Review Summary: Tell me I'm back
For a while now, Cage the Elephant have felt like they’re caught in between sounds. Each album they’ve released recently (perhaps ever) has felt restless, eager to move on even before whatever it’s doing has been done. This is why even in its plainness I found some vague comfort in their previous album, Tell Me I’m Pretty
. It was easily their weakest offering, but in a way it was the most assured they’d sounded in their own shoes since their debut, offering a solid foundation that they easily could’ve built off of.
Maybe that’s why it’s so disappointing that Social Cues
returns to that scattershot style of yore, continuing to throw jaunty pop-rock songs of varying quality and substance at the wall without hanging around to see what sticks. There’s certainly an admirable abandon to this approach that impresses, despite the fact that the flow is so nonexistent that I regularly had to check my phone to make sure I hadn’t accidentally set it to shuffle. The transitions seem to purposefully wreck its own few tender moments, such was when it crashes the jagged gentleness of ballad “Love’s the Only Way” against the flamboyant snyth/drum intro of “The War Is Over.”
Many tracks on here have their own unique defining elements, it's just that they’re used in a strangely disinterested way. One can listen through the whole album casually without being surprised, but when one really listens to the sounds presented there’s a serious adventurousness that’s lurking underneath that’s just strangely hard to pinpoint. One knock to this sonic exploration is that while a lot of the instrumentation can be mesmerizing, such as “Black Madonna”’s subtle brandishing of a steel guitar against a string backing, the vocal melodies singer Matt Schultz provides over them are just dreadful. As smooth and vibrant the sound of “Skin and Bones” is, Schultz’s tepid delivery of “Let the love-light guide me home” acts as a pie in the face.
I’m being far too hard on the album. It’s certainly more engaging than Pretty

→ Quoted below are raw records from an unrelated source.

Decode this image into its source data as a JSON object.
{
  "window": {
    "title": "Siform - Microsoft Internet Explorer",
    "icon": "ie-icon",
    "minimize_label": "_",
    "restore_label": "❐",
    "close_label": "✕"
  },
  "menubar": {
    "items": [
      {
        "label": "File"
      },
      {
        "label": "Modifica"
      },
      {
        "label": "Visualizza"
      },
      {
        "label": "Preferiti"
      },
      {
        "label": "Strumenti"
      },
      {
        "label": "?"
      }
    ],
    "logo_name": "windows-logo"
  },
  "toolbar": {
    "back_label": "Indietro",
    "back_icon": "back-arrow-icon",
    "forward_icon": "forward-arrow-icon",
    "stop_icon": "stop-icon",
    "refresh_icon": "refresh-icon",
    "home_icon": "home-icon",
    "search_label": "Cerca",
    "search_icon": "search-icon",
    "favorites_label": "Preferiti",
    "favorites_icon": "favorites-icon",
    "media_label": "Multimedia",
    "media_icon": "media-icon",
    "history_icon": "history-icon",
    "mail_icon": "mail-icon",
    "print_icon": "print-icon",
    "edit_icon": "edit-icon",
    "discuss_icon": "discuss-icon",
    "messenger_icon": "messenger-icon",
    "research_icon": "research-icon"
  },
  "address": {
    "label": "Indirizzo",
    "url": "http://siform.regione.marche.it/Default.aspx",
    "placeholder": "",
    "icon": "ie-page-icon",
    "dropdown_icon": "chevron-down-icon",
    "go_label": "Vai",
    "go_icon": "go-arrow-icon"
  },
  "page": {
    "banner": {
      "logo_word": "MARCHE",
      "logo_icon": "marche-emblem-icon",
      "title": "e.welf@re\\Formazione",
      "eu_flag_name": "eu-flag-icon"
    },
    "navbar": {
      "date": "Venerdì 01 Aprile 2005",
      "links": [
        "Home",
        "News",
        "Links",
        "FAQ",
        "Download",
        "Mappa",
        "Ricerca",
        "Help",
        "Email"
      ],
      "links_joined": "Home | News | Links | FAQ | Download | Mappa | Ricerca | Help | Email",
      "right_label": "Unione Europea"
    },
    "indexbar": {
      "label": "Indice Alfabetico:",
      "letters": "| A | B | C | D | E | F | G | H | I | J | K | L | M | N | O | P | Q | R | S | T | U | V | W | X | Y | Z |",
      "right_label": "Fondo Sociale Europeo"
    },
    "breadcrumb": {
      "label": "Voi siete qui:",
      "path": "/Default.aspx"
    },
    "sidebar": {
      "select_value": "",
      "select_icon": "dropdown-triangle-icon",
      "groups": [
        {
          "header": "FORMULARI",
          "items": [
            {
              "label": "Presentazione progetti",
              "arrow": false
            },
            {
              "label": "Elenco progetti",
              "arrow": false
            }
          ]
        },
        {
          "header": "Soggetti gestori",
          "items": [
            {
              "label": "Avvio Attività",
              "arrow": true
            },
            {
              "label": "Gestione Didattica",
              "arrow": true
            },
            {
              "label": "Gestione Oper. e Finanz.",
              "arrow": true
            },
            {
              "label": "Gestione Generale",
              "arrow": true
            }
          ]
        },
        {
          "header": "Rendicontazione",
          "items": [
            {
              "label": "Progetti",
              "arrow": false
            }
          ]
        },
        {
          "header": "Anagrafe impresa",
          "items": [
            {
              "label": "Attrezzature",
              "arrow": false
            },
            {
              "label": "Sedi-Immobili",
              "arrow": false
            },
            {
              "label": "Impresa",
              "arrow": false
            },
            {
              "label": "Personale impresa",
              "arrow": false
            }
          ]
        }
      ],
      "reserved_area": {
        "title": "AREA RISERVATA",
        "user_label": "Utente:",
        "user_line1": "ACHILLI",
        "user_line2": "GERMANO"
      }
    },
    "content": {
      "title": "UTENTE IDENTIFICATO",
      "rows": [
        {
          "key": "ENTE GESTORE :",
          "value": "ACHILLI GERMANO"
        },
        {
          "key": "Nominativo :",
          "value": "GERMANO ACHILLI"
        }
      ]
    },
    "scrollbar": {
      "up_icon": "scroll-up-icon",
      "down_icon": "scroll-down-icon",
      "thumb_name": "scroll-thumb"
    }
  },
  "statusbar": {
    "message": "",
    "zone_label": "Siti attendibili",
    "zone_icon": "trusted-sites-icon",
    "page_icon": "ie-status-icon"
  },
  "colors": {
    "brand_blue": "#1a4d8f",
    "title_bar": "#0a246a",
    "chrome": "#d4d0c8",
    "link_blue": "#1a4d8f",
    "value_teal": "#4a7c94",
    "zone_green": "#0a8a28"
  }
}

, the best moments like the just plain violent “House of Glass” and mix of surf guitars and distortion found in the opener are given more than enough time to shine even if they cut out just before they threaten to kick into hyper-drive. Between these power-rockers and the moving ballads, its clear that the gray areas here are what fall between the cracks. As it is, Social Cues
proves yet again that Cage the Elephant are a good band that can easily craft good tunes just detached enough from reality to make them interesting, but the farther they’re driven to the extremes of their sound, the more convincing they are .